One of the highlights of working at Chesapeake Bay Magazine years ago, was Melanie’s wonderful daily treats during the production of the Boat Show issue. She was kind enough to share this great Sweet Irish Soda Bread recipe with Galley Pirates, just in time for St. Patrick’s Day. Her’s was the first I’d ever tasted. Have tasted others many times since, but still none compare.
Sweet Irish Soda Bread
2 cups all-purpose flour
2 teaspoons baking powder
1 teaspoon baking soda
1/2 teaspoon salt
1 tablespoon sugar
2 tablespoons cold unsalted butter
2 tablespoons cold vegetable shortening
1 egg, beaten
1 cup buttermilk*
1 cup currants
2 tablespoons toasted caraway seeds
1 tablespoon melted butter
1 tablespoon sanding or course raw sugar
* most galleys aren’t stocked with buttermilk, but you know the secret, right? Mix a tablespoon of vinegar into a cup of milk and let stand for a few minutes as it thickens up.
Preheat your galley oven to about 375 degrees.
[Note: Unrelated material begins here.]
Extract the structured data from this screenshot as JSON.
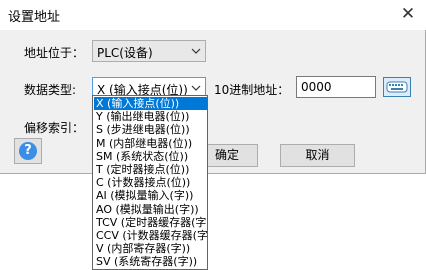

In a large bowl, combine the flour, baking powder, baking soda, sugar and salt and mix well. Cut the butter and shortening into small pieces and add to the flour mixture. Using your fingers, fork or a pastry cutter work the cold butter and shortening into the flour mixture until it resembles coarse crumbs.
Add the egg, buttermilk, currants and caraway seeds and mix into the flour mixture.
Below is a photo of caraway seeds, regular and black caraway. They have completely different flavors. The regular caraway seeds are far more pungent. That’s what Aquavit is made from. (but a far different ethnicity than today’s Irish feast.) I decided to use a tablespoon of each.
Once the dough is well mixed it is to be turned out onto a a floured surface (not the chart table, as tempting as it is!) and gently kneaded. Unfortunately I was out of flour at this point so I skipped this step — but it still turned out great!
Place the dough into a greased pan. I like to use cast iron pans in a galley oven to keep the bottom from burning. The flame in galley stoves typically sits so close to the rack it’s easy to burn your baked goods using conventional bread pans. Pour melted butter on pot and sprinkle with raw sugar. Place in the oven and bake for 40-45 minutes.
Let set for a few minutes before slicing. For an added treat serve with Irish coffee.
May the winds of fortune sail you,
May you sail a gentle sea.
May it always be the other guy
who says, “this drink’s on me.”
First, brew a pot of strong black coffee. Today we used the good ‘ol camp set percolator and some dark roast coffee. Fill water in the pot to just under the basket. Fill the basket full of dark roast coffee. Put the lid on the basket and secure the coffee pot lid. Place on the burner and let ‘er perk. Good chance you’ll get some grounds in your coffee, but that just makes it seem more authentic in my book!
While your coffee is brewing, lightly whip 1/2 cup of cream or so, until it is just thickened a bit. This can be done with a whip or an egg beater.
Pour coffee into the mugs with room (for whiskey!) Drop two sugar cubes into each mug. Stir until the sugar is dissolved thoroughly. Add a shot of Irish Whiskey into each mug. Then gently pour the whipped cream slowly over the top of a spoon into the mugs so it floats on top of the coffee. Top with a little cinnamon sprinkle. Sorry to say we were in such a hurry to drink our Irish coffee we forgot to get photos of that part! Next time. And yes, there definitely will be a NEXT TIME!
Here’s to the land of the shamrock so green,
Here’s to each lad and his darlin colleen,
Here’s to the ones we love dearest and most.
May God bless old Ireland, that’s this Irishman’s toast!